WhatsApp vs Signal
For years, WhatsApp has been considered the stronghold of privacy when it comes to messaging privately with their end-to-end encryption protocols. However, on May 15th, they will be launching an update that includes changing how their terms of service policy works for those who interact with the WhatsApp business accounts. This update caused mass hysteria as many people believed the update to be more intrusive for personal accounts and started making the switch to different platforms as they lost trust in the app and the company that owns it, Facebook.
The change will allow business accounts to be able to use Facebook hosting services to manage their WhatsApp chats, use Facebook-branded trading features such as Shops, and display an ad on Facebook to message the business directly on WhatsApp. By agreeing to this new policy, users will allow Facebook to collect information on anyone who decides to interact with these businesses and their advertisements, much like clicking an ad on Facebook.
Why should you care? This type of data breach shows the real-world issues with Web 2 and infringes upon your right to privacy after trusting a service with your data. Many people believe this update is telling signs of what’s to come for the future and what’s left of their privacy policies. Facebook has harvested WhatsApp data in the past and this new update reminded people of that fact, therefore the rush of users fleeing from the platform is unsurprising as they clearly don’t like how the two are connected.
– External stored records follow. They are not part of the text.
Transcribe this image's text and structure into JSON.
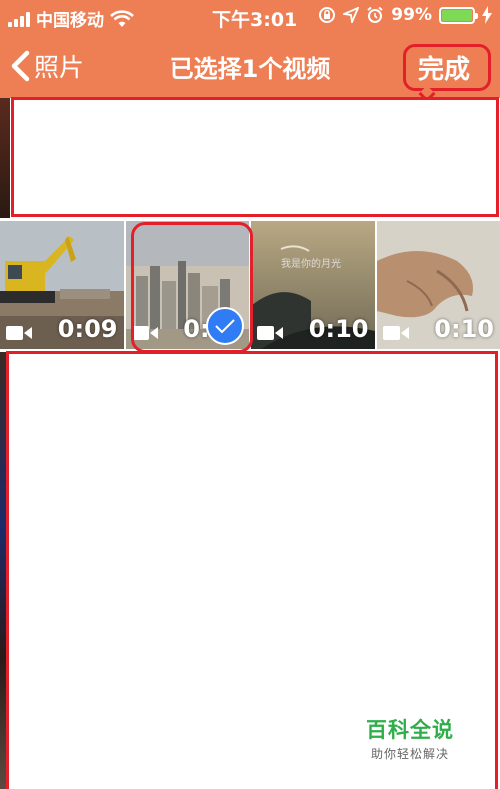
{
  "status_bar": {
    "carrier": "中国移动",
    "time": "下午3:01",
    "battery": "99%",
    "battery_level": 0.99,
    "icons": [
      "signal-icon",
      "wifi-icon",
      "rotation-lock-icon",
      "location-icon",
      "alarm-icon",
      "battery-icon",
      "charging-icon"
    ]
  },
  "nav": {
    "back_label": "照片",
    "title": "已选择1个视频",
    "done_label": "完成"
  },
  "videos": [
    {
      "duration": "0:09",
      "selected": false,
      "scene": "excavator"
    },
    {
      "duration": "0:10",
      "selected": true,
      "scene": "city-skyline"
    },
    {
      "duration": "0:10",
      "selected": false,
      "scene": "island-sunset",
      "overlay_text": "我是你的月光"
    },
    {
      "duration": "0:10",
      "selected": false,
      "scene": "hand"
    }
  ],
  "colors": {
    "header": "#ee7f54",
    "annotation": "#e3202a",
    "check": "#2f7cf5",
    "battery": "#7ed957",
    "watermark": "#2fae4a"
  },
  "watermark": {
    "title": "百科全说",
    "subtitle": "助你轻松解决"
  }
}
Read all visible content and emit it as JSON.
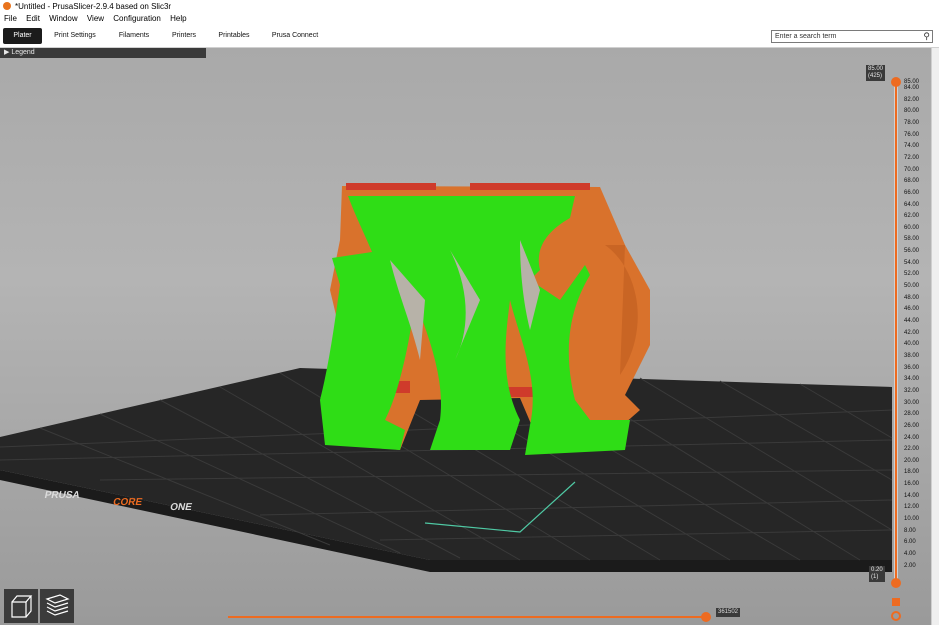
{
  "window": {
    "title": "*Untitled - PrusaSlicer-2.9.4 based on Slic3r"
  },
  "menu": [
    "File",
    "Edit",
    "Window",
    "View",
    "Configuration",
    "Help"
  ],
  "tabs": [
    {
      "label": "Plater",
      "active": true
    },
    {
      "label": "Print Settings",
      "active": false
    },
    {
      "label": "Filaments",
      "active": false
    },
    {
      "label": "Printers",
      "active": false
    },
    {
      "label": "Printables",
      "active": false
    },
    {
      "label": "Prusa Connect",
      "active": false
    }
  ],
  "search": {
    "placeholder": "Enter a search term"
  },
  "legend": {
    "label": "Legend"
  },
  "bed": {
    "brand_text_1": "PRUSA",
    "brand_text_2": "CORE",
    "brand_text_3": "ONE"
  },
  "layer_slider": {
    "top_height": "85.00",
    "top_layer": "(425)",
    "bottom_height": "0.20",
    "bottom_layer": "(1)",
    "ticks": [
      "85.00",
      "84.00",
      "82.00",
      "80.00",
      "78.00",
      "76.00",
      "74.00",
      "72.00",
      "70.00",
      "68.00",
      "66.00",
      "64.00",
      "62.00",
      "60.00",
      "58.00",
      "56.00",
      "54.00",
      "52.00",
      "50.00",
      "48.00",
      "46.00",
      "44.00",
      "42.00",
      "40.00",
      "38.00",
      "36.00",
      "34.00",
      "32.00",
      "30.00",
      "28.00",
      "26.00",
      "24.00",
      "22.00",
      "20.00",
      "18.00",
      "16.00",
      "14.00",
      "12.00",
      "10.00",
      "8.00",
      "6.00",
      "4.00",
      "2.00"
    ]
  },
  "horizontal_slider": {
    "value": "361502"
  },
  "colors": {
    "accent": "#ed6b21",
    "support": "#26e01a",
    "part": "#d9722c",
    "bed": "#262626"
  }
}
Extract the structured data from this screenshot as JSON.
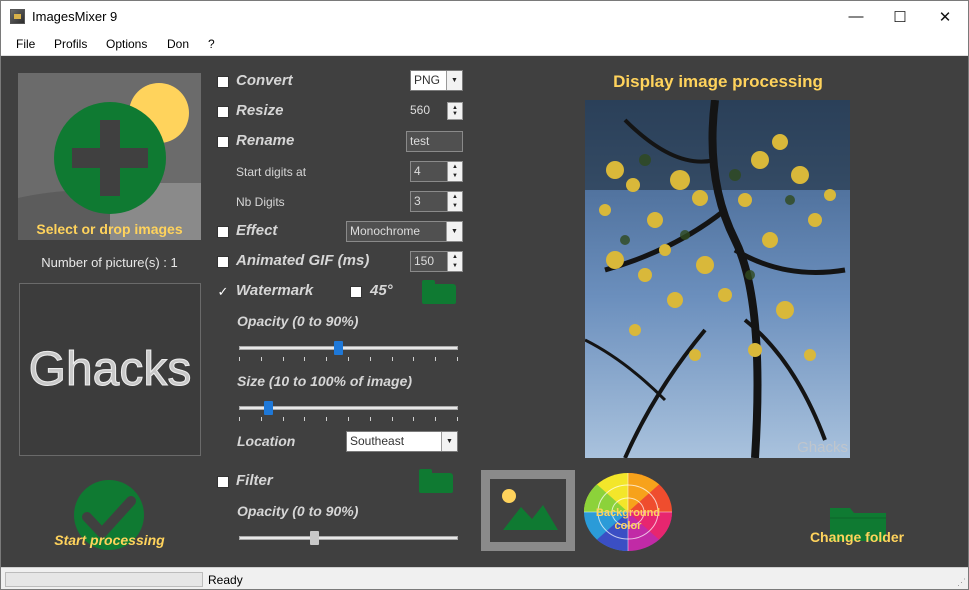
{
  "window": {
    "title": "ImagesMixer 9",
    "minimize": "—",
    "maximize": "☐",
    "close": "✕"
  },
  "menu": [
    "File",
    "Profils",
    "Options",
    "Don",
    "?"
  ],
  "left": {
    "select_label": "Select or drop images",
    "picture_count": "Number of picture(s) : 1",
    "watermark_preview_text": "Ghacks",
    "start_label": "Start processing"
  },
  "options": {
    "convert": {
      "label": "Convert",
      "value": "PNG",
      "checked": false
    },
    "resize": {
      "label": "Resize",
      "value": "560",
      "checked": false
    },
    "rename": {
      "label": "Rename",
      "value": "test",
      "checked": false
    },
    "start_digits": {
      "label": "Start digits at",
      "value": "4"
    },
    "nb_digits": {
      "label": "Nb Digits",
      "value": "3"
    },
    "effect": {
      "label": "Effect",
      "value": "Monochrome",
      "checked": false
    },
    "animated_gif": {
      "label": "Animated GIF (ms)",
      "value": "150",
      "checked": false
    },
    "watermark": {
      "label": "Watermark",
      "checked": true,
      "check_glyph": "✓"
    },
    "angle": {
      "label": "45°",
      "checked": false
    },
    "opacity": {
      "label": "Opacity (0 to 90%)",
      "value_fraction": 0.45
    },
    "size": {
      "label": "Size (10 to 100% of image)",
      "value_fraction": 0.12
    },
    "location": {
      "label": "Location",
      "value": "Southeast"
    },
    "filter": {
      "label": "Filter",
      "checked": false
    },
    "filter_opacity": {
      "label": "Opacity (0 to 90%)",
      "value_fraction": 0.34
    }
  },
  "right": {
    "display_title": "Display image processing",
    "preview_watermark": "Ghacks",
    "background_color_label_1": "Background",
    "background_color_label_2": "color",
    "change_folder_label": "Change folder"
  },
  "status": {
    "text": "Ready"
  },
  "colors": {
    "accent_yellow": "#ffd35c",
    "icon_green": "#0f7a32",
    "background": "#404040",
    "slider_thumb": "#1e78d8"
  }
}
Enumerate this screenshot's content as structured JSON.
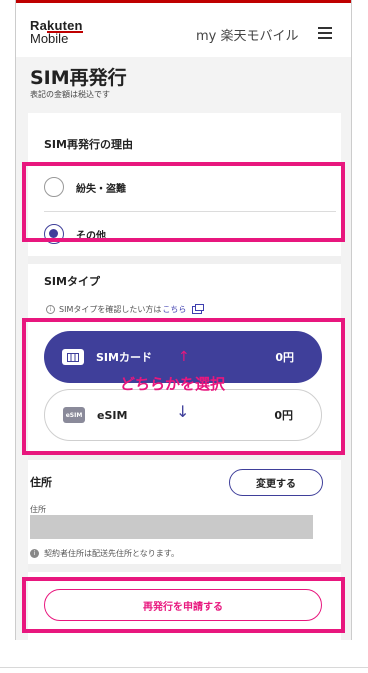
{
  "header": {
    "logo_line1_prefix": "Ra",
    "logo_line1_accent": "kuten",
    "logo_line2": "Mobile",
    "my_link": "my 楽天モバイル"
  },
  "page": {
    "title": "SIM再発行",
    "tax_note": "表記の金額は税込です"
  },
  "reason": {
    "title": "SIM再発行の理由",
    "options": [
      {
        "label": "紛失・盗難",
        "selected": false
      },
      {
        "label": "その他",
        "selected": true
      }
    ]
  },
  "sim_type": {
    "title": "SIMタイプ",
    "info_text": "SIMタイプを確認したい方は",
    "info_link": "こちら",
    "options": [
      {
        "icon_text": "",
        "label": "SIMカード",
        "price": "0円",
        "selected": true
      },
      {
        "icon_text": "eSIM",
        "label": "eSIM",
        "price": "0円",
        "selected": false
      }
    ]
  },
  "annotation": {
    "text": "どちらかを選択",
    "color": "#e8177e"
  },
  "address": {
    "title": "住所",
    "change_button": "変更する",
    "field_label": "住所",
    "note": "契約者住所は配送先住所となります。"
  },
  "submit_button": "再発行を申請する",
  "colors": {
    "brand_red": "#bf0000",
    "accent_navy": "#3f3f9a",
    "annotation_pink": "#e8177e"
  }
}
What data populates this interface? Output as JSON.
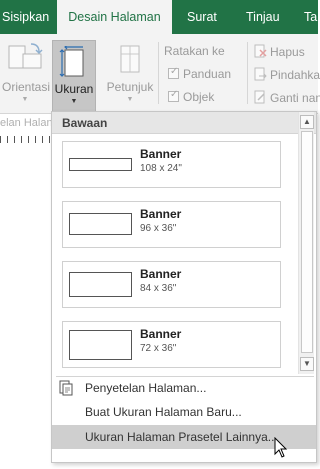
{
  "tabs": [
    {
      "label": "Sisipkan"
    },
    {
      "label": "Desain Halaman"
    },
    {
      "label": "Surat"
    },
    {
      "label": "Tinjau"
    },
    {
      "label": "Ta"
    }
  ],
  "ribbon": {
    "orientasi": "Orientasi",
    "ukuran": "Ukuran",
    "petunjuk": "Petunjuk",
    "ratakan_ke": "Ratakan ke",
    "panduan": "Panduan",
    "objek": "Objek",
    "hapus": "Hapus",
    "pindahkan": "Pindahka",
    "ganti_nama": "Ganti nan",
    "ruler_label": "elan Halan"
  },
  "menu": {
    "header": "Bawaan",
    "presets": [
      {
        "name": "Banner",
        "size": "108 x 24\""
      },
      {
        "name": "Banner",
        "size": "96 x 36\""
      },
      {
        "name": "Banner",
        "size": "84 x 36\""
      },
      {
        "name": "Banner",
        "size": "72 x 36\""
      }
    ],
    "items": [
      {
        "label": "Penyetelan Halaman..."
      },
      {
        "label": "Buat Ukuran Halaman Baru..."
      },
      {
        "label": "Ukuran Halaman Prasetel Lainnya..."
      }
    ]
  },
  "colors": {
    "accent": "#217346",
    "ribbon": "#f3f3f3",
    "hover": "#cfcfcf"
  }
}
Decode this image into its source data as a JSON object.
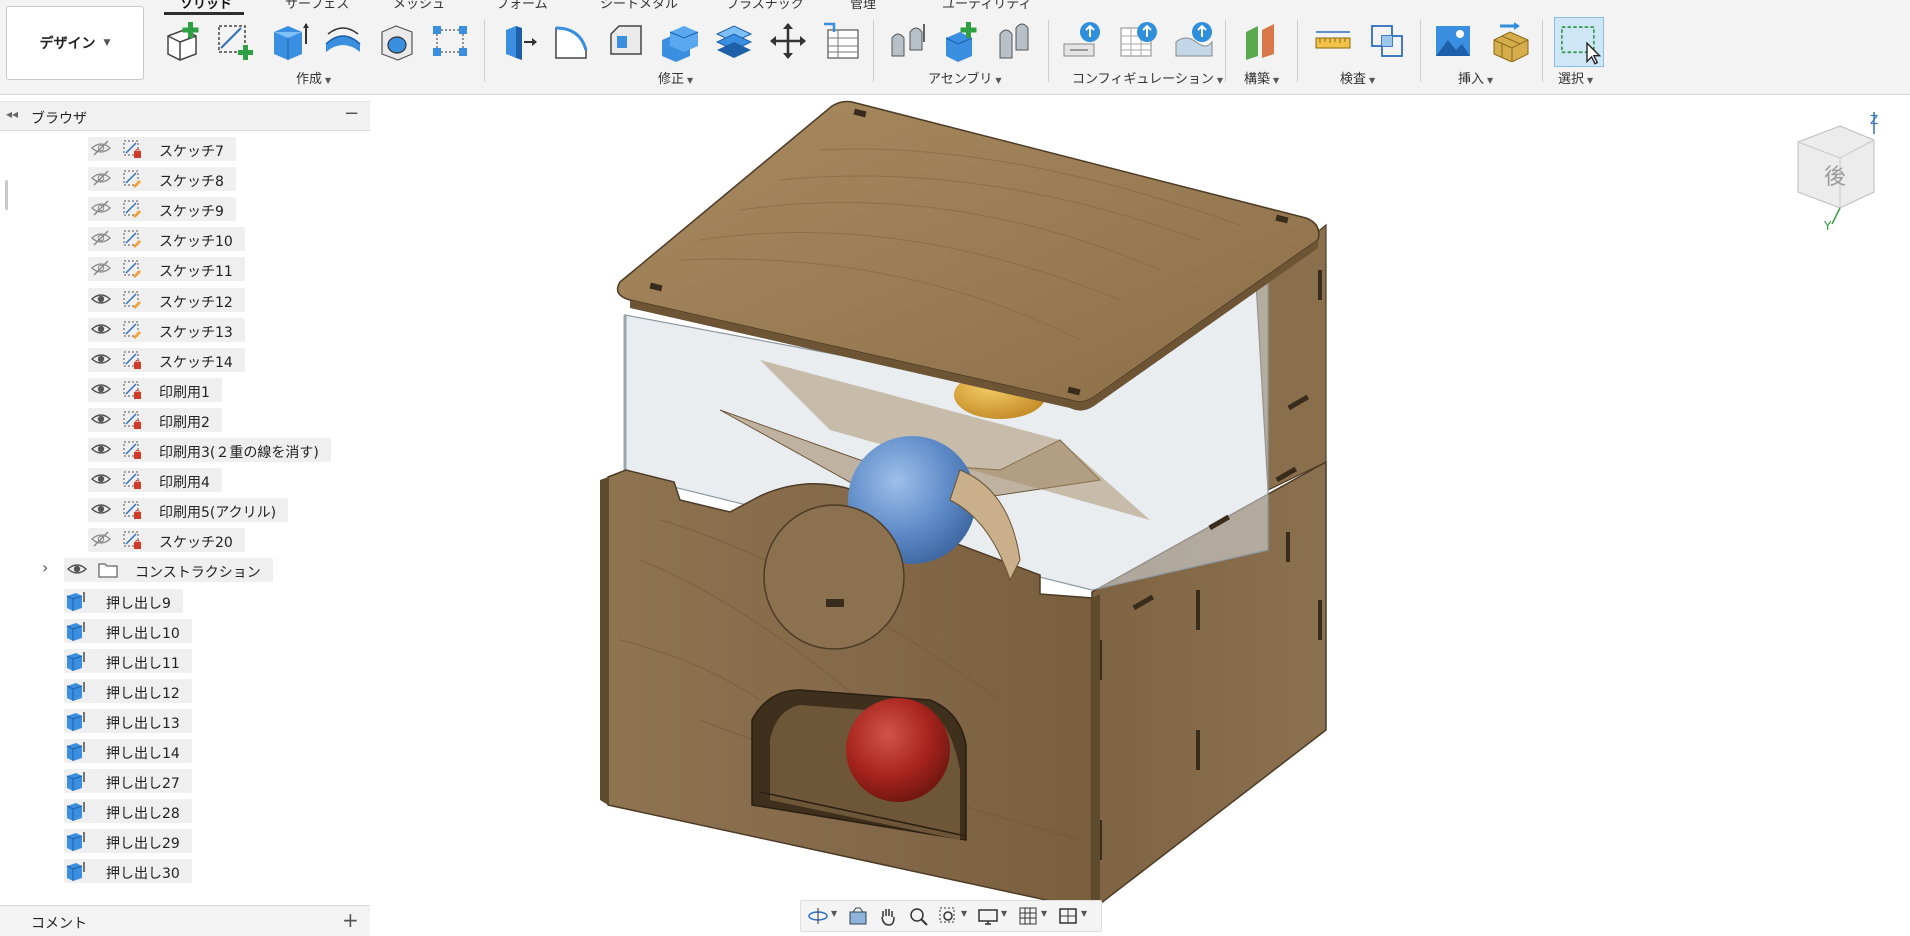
{
  "ribbon": {
    "tabs": [
      "ソリッド",
      "サーフェス",
      "メッシュ",
      "フォーム",
      "シートメタル",
      "プラスチック",
      "管理",
      "ユーティリティ"
    ],
    "workspace_button": "デザイン",
    "groups": {
      "create": "作成",
      "modify": "修正",
      "assembly": "アセンブリ",
      "configuration": "コンフィギュレーション",
      "construct": "構築",
      "inspect": "検査",
      "insert": "挿入",
      "select": "選択"
    },
    "icons": [
      "new-component-icon",
      "create-sketch-icon",
      "extrude-icon",
      "revolve-icon",
      "hole-icon",
      "pattern-icon",
      "press-pull-icon",
      "fillet-icon",
      "chamfer-icon",
      "shell-icon",
      "combine-icon",
      "move-icon",
      "parameters-icon",
      "joint-icon",
      "new-assembly-component-icon",
      "as-built-joint-icon",
      "configure-icon",
      "table-icon",
      "config-rules-icon",
      "offset-plane-icon",
      "measure-icon",
      "interference-icon",
      "insert-image-icon",
      "insert-mesh-icon",
      "select-window-icon"
    ]
  },
  "browser": {
    "title": "ブラウザ",
    "items": [
      {
        "label": "スケッチ7",
        "visible": false,
        "type": "sketch"
      },
      {
        "label": "スケッチ8",
        "visible": false,
        "type": "sketch"
      },
      {
        "label": "スケッチ9",
        "visible": false,
        "type": "sketch"
      },
      {
        "label": "スケッチ10",
        "visible": false,
        "type": "sketch"
      },
      {
        "label": "スケッチ11",
        "visible": false,
        "type": "sketch"
      },
      {
        "label": "スケッチ12",
        "visible": true,
        "type": "sketch"
      },
      {
        "label": "スケッチ13",
        "visible": true,
        "type": "sketch"
      },
      {
        "label": "スケッチ14",
        "visible": true,
        "type": "sketch"
      },
      {
        "label": "印刷用1",
        "visible": true,
        "type": "sketch"
      },
      {
        "label": "印刷用2",
        "visible": true,
        "type": "sketch"
      },
      {
        "label": "印刷用3(２重の線を消す)",
        "visible": true,
        "type": "sketch"
      },
      {
        "label": "印刷用4",
        "visible": true,
        "type": "sketch"
      },
      {
        "label": "印刷用5(アクリル)",
        "visible": true,
        "type": "sketch"
      },
      {
        "label": "スケッチ20",
        "visible": false,
        "type": "sketch"
      },
      {
        "label": "コンストラクション",
        "visible": true,
        "type": "folder"
      },
      {
        "label": "押し出し9",
        "type": "extrude"
      },
      {
        "label": "押し出し10",
        "type": "extrude"
      },
      {
        "label": "押し出し11",
        "type": "extrude"
      },
      {
        "label": "押し出し12",
        "type": "extrude"
      },
      {
        "label": "押し出し13",
        "type": "extrude"
      },
      {
        "label": "押し出し14",
        "type": "extrude"
      },
      {
        "label": "押し出し27",
        "type": "extrude"
      },
      {
        "label": "押し出し28",
        "type": "extrude"
      },
      {
        "label": "押し出し29",
        "type": "extrude"
      },
      {
        "label": "押し出し30",
        "type": "extrude"
      }
    ]
  },
  "comments": {
    "title": "コメント"
  },
  "viewcube": {
    "face_label": "後",
    "axis_labels": [
      "Z",
      "Y"
    ]
  },
  "colors": {
    "ribbon_bg": "#f3f3f3",
    "wood_light": "#9b7f58",
    "wood_dark": "#6f5637",
    "ball_blue": "#5d8ac7",
    "ball_red": "#a4231c",
    "ball_yellow": "#d9a53a",
    "accent_blue": "#2f8fdc"
  }
}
Therefore, users are starting to move to other messaging platforms, such as Signal and Telegram which provide not only a more private solution but a more secure one too. Both Telegram and Signal use end-to-end encryption between the user and their recipient. This means that everything is private and confidential between the two entities, and no-one else can view the messages, not even the companies themselves.
The whole controversy between these applications has caused a massive spike in users for Telegram which boasts 500 million active users on January 15th, and Signal with over 20million in December 2020 but has recently added they now have 50 million downloads on Google Play.
In Real Life – The Public Opinion
In conjunction with Data Privacy Day, Tapmydata is publishing a series of interviews with members of the public where we focus on issues that affect them IRL – In Real Life – and show attitudes and behavior are changing.
This builds on our work with academics, activists, and technologists in the space of privacy and citizen data, and our belief that 2021 is the year new solutions to old challenges break into the mainstream.
We start with the exodus from WhatsApp to Signal following its announcement. To balance commentary from journalists, lawyers, and industry talking heads, we interviewed Spyros from London, one of the ‘baby boomer’ generation who embraced tech and are now making changes in their digital lifestyle influenced by privacy and data ethics concerns.
The full interview can be found here – some key points:
· COVID turned him from an occasional to the habitual user of WhatsApp – it was secure, his friends and family were all on it and video calling was easy to get started.
· In the space of 48 hours, family members and friends in the UK and abroad all started moving to Signal due to concerns about privacy, articles in the press, and online videos.
· All the same features were available on Signal, although only about 10% of the users so far, so he is running both simultaneously.
· He’s aware his info has been used and sold to provide digital goods but appreciates the new business model of Signal and is willing to donate his data to support it and other good causes.
· Doesn’t think WhatsApp is breaking any laws but questions the morality of fortunes being made from data without ordinary people benefiting, or at least being aware of what’s going on.
The Tapmydata Solution
Tapmydata has always believed a compliance approach to data privacy isn’t enough and when people are presented with an ethical alternative they will exercise their right to choose, something which also addresses the problem of digital monopolies concerning policymakers in the EU, US, and the UK. https://www.theregister.com/2020/11/27/uk_dmu/
It’s time for choice and consumer agency when it comes to our most valuable personal asset, and we’d love to talk to more of our users as part of this ongoing series. Please get in touch by joining our community Telegram!